- University of Kansas Educational Psychology Professor Jonathan Templin has built a unique brand around his statistical modeling research, an online model that predicts the winners of the annual NCAA men's national basketball tournament.
- Analyzing each of the Division I men's teams' performance based upon points scored, defensive proficiency and location of the game, Templin's model predicts that the University of Virginia will win this year's tournament. But he cautions that it should not be used as a resource for bet making or winning office pools. “I think the model is helpful at picking who may be the stronger team when looking at a pair of teams that you may not have followed closely,” Templin said.
- This is the third year that Templin's version of 'bracketology' has been released to the public. It has yet to successfully predict a national champion.

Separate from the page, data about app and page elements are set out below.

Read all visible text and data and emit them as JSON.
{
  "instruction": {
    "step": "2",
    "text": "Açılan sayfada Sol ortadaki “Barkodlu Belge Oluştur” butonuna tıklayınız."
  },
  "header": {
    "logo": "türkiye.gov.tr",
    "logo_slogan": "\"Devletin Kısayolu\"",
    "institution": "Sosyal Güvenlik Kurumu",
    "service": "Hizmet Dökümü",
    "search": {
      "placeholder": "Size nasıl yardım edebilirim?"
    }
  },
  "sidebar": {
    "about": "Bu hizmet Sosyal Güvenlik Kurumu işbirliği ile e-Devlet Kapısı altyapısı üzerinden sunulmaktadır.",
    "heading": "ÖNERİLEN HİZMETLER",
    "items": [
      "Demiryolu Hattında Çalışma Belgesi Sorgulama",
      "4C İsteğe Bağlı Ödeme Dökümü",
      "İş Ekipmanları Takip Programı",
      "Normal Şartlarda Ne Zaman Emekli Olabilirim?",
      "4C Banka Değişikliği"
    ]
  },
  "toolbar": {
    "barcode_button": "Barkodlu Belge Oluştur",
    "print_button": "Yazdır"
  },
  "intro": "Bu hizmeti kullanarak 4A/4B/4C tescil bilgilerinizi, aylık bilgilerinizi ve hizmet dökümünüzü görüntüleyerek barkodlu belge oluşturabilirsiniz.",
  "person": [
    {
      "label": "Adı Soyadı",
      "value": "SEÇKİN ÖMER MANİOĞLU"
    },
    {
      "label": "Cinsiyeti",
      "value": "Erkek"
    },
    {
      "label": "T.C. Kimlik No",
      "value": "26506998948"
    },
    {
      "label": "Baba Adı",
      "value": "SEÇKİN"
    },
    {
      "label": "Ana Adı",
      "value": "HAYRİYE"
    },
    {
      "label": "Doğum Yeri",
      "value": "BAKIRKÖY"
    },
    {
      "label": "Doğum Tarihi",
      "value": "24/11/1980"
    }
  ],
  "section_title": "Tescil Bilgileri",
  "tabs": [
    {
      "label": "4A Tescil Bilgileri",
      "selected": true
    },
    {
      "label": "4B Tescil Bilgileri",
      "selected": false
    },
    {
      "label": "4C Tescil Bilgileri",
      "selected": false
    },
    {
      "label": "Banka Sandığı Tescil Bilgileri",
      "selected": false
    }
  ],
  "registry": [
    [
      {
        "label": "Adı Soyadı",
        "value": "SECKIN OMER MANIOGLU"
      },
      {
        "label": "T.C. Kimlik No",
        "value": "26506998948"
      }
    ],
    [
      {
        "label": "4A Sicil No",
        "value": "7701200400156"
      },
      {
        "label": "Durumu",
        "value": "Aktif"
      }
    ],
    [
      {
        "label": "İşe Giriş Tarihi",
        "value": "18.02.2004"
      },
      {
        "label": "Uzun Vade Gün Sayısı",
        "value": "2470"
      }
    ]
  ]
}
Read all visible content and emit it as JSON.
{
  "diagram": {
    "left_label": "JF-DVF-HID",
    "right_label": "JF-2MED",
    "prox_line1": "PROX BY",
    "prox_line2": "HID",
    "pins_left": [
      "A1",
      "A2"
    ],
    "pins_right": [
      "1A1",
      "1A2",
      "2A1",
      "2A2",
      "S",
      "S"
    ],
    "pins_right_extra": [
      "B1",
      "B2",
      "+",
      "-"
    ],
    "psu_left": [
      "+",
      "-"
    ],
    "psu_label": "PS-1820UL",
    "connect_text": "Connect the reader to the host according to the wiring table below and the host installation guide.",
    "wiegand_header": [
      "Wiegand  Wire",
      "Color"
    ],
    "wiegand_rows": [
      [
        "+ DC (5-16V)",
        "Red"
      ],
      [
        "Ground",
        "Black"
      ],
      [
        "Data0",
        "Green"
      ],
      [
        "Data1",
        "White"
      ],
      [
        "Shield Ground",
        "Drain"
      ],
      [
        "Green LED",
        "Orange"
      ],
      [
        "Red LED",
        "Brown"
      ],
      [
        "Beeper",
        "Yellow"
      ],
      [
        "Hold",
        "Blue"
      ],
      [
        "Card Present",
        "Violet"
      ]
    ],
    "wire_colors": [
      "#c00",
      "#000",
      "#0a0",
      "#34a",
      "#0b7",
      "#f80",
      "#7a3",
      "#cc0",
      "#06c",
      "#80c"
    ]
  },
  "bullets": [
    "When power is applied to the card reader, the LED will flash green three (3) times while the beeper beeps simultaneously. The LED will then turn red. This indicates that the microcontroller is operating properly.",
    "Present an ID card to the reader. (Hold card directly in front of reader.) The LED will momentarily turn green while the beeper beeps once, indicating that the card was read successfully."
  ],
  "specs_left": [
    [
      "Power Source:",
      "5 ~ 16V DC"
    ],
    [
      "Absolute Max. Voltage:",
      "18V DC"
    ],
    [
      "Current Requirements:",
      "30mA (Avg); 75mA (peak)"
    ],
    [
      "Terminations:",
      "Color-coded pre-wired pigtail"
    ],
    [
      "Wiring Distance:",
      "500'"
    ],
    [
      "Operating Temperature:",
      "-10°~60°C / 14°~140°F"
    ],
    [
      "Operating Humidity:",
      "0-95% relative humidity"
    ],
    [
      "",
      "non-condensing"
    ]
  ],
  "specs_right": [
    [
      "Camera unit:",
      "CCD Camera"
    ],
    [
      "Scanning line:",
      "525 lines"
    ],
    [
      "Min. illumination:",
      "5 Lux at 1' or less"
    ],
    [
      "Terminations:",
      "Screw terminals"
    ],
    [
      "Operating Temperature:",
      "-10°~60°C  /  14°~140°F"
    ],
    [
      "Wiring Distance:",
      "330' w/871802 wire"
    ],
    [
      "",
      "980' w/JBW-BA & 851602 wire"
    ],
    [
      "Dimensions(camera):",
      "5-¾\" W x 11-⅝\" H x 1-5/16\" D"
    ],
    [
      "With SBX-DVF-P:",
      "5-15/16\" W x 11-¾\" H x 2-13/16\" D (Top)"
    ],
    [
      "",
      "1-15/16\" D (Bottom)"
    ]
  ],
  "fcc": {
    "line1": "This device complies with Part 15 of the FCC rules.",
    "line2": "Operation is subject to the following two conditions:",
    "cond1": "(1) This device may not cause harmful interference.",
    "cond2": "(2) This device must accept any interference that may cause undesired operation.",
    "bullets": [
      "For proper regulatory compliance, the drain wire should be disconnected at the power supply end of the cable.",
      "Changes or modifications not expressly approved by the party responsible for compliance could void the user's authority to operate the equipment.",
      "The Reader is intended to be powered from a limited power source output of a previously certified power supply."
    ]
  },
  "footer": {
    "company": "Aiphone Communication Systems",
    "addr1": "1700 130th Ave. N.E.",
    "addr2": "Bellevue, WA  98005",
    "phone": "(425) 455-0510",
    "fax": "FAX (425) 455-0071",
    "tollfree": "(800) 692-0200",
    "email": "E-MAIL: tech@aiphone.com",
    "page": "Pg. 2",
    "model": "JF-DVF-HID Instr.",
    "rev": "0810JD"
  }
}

KU's promotion of Templin's stat model is an ideal way to integrate the academic work of a professor into an otherwise dissociated culture of sports. And because Kansas is a basketball-addled school with fans and media who will help to spread this story, Kansas has a chance to capitalize on the success of its team and a faculty member all in the days leading up to the tournament's opening game.
Aligning academic output with popular storylines in local and national media is a great way for communications departments to earn free media in a relatively easy way. But the trick is for faculty to be open to having their research and their expertise accessible to campus media relations departments — and for external relations offices and academic departments to be in communication about the work being done in departments so that it can be communicated out.
Deans and provosts can engage faculty by frequently surveying schools and colleges to determine how closely research interests align with major news headlines. Politics, sports, finance and pop culture are news sections that will always attract neighbors within a campus community, and will always have room for faculty and students to lend a voice of expertise or innovation.